TASK MATERIAL
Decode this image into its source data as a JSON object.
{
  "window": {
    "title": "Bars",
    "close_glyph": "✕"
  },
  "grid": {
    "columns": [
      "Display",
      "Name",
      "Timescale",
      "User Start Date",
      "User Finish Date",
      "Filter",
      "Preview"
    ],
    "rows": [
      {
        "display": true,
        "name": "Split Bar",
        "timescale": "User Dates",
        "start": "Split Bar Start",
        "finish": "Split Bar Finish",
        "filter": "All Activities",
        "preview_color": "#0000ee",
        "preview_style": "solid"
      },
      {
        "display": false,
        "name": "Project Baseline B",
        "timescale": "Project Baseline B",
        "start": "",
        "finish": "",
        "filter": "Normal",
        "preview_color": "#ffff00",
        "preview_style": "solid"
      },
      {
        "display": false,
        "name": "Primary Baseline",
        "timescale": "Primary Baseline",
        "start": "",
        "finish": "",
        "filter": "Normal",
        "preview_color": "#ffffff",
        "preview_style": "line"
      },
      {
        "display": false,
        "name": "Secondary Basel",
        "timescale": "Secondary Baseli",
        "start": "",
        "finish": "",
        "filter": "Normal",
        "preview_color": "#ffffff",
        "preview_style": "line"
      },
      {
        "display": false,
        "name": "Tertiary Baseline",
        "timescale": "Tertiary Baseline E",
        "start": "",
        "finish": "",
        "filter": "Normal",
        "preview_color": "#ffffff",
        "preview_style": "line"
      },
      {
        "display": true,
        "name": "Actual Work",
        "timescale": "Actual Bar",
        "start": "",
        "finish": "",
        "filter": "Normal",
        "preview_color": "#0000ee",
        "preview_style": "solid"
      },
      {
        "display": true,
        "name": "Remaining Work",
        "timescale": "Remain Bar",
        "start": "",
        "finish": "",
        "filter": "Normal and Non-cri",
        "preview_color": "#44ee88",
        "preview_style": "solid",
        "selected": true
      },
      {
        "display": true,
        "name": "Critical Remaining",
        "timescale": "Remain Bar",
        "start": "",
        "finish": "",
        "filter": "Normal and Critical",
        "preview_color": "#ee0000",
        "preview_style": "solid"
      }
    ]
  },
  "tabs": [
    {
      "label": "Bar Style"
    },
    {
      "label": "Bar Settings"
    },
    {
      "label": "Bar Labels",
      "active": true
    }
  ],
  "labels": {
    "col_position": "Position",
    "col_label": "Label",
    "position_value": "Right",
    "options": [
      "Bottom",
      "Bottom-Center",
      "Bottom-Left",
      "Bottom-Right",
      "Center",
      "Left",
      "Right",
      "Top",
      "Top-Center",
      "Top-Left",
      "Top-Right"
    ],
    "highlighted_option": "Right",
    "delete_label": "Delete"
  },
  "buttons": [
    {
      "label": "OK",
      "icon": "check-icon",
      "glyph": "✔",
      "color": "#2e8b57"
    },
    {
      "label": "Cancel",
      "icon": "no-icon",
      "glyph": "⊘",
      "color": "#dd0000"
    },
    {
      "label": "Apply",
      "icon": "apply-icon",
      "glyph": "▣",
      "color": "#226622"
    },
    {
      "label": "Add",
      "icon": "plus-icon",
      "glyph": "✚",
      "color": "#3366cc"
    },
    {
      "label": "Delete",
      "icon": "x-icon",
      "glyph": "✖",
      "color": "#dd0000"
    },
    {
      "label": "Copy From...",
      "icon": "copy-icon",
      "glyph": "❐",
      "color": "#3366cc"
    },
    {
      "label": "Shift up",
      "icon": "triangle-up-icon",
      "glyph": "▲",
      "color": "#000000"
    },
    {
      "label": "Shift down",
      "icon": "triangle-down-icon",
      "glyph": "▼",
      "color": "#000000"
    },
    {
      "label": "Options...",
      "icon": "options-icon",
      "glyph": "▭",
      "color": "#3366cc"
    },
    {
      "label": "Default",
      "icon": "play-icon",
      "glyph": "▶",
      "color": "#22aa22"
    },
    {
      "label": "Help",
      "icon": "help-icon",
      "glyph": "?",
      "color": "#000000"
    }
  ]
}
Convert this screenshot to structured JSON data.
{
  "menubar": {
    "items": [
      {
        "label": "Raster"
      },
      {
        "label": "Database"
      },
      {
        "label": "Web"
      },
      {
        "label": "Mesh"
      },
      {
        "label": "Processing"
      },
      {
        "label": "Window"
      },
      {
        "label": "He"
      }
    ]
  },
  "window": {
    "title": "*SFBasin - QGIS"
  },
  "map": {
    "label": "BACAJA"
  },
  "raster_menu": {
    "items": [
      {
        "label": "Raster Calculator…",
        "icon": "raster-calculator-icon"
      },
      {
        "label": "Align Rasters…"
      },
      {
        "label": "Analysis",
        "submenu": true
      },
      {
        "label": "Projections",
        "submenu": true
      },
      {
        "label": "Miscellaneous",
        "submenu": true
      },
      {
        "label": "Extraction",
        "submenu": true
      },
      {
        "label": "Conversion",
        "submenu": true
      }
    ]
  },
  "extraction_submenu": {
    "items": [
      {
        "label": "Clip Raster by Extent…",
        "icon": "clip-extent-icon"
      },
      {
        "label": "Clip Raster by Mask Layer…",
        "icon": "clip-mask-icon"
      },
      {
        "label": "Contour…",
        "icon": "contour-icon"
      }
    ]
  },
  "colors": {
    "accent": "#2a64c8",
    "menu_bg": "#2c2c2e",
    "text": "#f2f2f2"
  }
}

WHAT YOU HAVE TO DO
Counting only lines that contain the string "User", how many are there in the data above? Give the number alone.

SOLUTION
3